Extracted data entries
┄┄┄┄┄┄

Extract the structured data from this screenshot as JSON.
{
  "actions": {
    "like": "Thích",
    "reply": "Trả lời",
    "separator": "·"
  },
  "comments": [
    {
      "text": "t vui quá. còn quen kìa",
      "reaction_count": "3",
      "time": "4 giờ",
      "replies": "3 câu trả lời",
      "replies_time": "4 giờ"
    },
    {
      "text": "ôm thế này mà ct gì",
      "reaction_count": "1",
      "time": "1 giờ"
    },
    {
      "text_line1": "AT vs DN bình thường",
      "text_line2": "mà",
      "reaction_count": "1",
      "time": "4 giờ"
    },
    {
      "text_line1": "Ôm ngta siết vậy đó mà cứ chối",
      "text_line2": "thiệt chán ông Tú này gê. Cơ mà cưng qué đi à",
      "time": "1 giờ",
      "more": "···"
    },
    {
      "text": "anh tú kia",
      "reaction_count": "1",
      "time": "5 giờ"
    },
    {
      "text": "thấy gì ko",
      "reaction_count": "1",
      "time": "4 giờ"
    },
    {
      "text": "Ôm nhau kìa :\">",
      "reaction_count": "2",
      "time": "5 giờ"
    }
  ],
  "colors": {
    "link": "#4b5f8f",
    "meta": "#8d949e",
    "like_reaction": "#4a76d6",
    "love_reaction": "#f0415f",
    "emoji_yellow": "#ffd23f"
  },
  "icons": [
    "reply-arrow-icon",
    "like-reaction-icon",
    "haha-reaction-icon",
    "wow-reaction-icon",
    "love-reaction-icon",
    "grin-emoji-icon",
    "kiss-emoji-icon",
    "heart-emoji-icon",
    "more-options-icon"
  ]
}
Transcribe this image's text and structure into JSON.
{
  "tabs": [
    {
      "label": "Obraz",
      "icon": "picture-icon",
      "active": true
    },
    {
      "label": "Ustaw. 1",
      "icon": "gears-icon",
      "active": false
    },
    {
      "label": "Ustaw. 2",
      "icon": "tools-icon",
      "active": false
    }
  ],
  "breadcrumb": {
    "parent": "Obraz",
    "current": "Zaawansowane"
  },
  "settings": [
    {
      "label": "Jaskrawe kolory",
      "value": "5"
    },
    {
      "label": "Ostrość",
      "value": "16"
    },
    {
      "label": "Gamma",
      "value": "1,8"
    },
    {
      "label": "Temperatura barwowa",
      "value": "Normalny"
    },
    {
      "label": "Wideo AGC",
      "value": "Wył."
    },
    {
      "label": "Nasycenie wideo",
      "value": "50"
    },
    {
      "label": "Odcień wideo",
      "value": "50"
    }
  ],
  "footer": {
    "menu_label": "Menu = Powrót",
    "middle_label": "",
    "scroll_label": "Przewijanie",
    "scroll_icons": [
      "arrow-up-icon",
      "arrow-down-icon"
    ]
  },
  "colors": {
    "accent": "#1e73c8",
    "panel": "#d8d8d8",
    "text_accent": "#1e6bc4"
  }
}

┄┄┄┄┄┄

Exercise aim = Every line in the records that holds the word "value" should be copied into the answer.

Exercise output =
      "value": "5"
      "value": "16"
      "value": "1,8"
      "value": "Normalny"
      "value": "Wył."
      "value": "50"
      "value": "50"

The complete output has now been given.